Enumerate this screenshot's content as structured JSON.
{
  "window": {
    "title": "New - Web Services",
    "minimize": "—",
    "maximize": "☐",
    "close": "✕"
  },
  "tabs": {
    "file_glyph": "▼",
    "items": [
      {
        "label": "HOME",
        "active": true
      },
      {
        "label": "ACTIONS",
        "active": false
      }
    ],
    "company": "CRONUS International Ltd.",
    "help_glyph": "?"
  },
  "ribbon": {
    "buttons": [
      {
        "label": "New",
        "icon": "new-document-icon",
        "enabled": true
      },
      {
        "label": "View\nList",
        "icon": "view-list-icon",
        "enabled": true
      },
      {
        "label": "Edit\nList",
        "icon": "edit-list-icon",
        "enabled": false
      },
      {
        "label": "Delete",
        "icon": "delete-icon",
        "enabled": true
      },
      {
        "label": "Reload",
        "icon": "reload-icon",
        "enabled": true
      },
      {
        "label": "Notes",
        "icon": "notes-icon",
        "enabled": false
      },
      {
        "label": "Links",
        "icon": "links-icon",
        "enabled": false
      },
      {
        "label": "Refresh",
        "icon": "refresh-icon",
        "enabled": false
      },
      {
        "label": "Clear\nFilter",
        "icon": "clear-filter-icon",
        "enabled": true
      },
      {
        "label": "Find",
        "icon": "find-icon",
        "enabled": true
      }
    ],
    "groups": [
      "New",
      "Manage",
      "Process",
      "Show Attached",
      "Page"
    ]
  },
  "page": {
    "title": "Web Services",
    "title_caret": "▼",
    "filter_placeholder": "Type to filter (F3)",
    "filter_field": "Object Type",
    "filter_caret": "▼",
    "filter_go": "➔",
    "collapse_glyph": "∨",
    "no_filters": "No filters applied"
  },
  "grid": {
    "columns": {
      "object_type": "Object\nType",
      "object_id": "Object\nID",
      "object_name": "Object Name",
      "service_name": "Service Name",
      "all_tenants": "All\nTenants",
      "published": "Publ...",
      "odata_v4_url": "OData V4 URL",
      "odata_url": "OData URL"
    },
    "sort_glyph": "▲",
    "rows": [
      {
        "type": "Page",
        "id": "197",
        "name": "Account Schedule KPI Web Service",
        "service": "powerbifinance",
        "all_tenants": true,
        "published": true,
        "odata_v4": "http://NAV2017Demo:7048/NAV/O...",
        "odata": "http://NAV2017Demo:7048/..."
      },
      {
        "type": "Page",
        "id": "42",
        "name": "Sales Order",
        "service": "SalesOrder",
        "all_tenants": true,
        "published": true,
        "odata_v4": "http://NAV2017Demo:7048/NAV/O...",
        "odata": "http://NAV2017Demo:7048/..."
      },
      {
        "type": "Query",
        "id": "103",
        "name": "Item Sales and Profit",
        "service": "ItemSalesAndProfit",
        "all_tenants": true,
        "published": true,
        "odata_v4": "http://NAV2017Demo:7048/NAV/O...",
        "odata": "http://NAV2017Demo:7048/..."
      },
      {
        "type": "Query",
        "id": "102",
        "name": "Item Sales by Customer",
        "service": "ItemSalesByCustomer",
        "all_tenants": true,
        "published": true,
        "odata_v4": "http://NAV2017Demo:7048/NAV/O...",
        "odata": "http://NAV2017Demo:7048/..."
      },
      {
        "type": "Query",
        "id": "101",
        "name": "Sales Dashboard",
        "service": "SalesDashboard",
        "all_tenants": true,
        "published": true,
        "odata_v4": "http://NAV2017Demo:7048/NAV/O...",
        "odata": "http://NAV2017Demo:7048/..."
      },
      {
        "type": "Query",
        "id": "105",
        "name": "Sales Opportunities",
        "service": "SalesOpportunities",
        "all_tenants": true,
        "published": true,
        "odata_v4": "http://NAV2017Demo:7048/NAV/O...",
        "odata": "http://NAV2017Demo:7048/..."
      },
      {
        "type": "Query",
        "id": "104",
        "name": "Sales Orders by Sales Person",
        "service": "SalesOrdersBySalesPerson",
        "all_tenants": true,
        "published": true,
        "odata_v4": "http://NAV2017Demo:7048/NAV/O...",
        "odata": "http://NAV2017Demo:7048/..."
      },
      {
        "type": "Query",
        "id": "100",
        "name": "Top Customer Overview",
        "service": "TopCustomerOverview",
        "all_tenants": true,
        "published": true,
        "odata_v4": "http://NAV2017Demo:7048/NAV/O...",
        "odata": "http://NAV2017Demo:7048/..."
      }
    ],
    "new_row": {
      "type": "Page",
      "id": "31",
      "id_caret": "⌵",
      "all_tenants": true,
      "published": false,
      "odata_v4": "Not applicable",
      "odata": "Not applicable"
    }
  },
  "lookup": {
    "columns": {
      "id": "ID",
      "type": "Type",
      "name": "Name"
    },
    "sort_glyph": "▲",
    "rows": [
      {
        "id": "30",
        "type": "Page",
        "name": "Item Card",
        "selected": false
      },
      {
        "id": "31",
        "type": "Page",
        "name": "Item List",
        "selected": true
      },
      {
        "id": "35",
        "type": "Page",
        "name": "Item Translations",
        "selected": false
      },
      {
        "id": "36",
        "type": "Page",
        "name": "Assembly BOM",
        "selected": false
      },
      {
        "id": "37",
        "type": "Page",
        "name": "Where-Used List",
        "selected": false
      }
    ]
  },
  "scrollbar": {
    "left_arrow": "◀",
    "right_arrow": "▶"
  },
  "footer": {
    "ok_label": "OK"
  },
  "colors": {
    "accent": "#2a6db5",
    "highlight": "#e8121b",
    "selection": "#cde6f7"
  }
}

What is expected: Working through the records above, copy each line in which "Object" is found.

Exercise output:
    "filter_field": "Object Type",
      "object_type": "Object\nType",
      "object_id": "Object\nID",
      "object_name": "Object Name",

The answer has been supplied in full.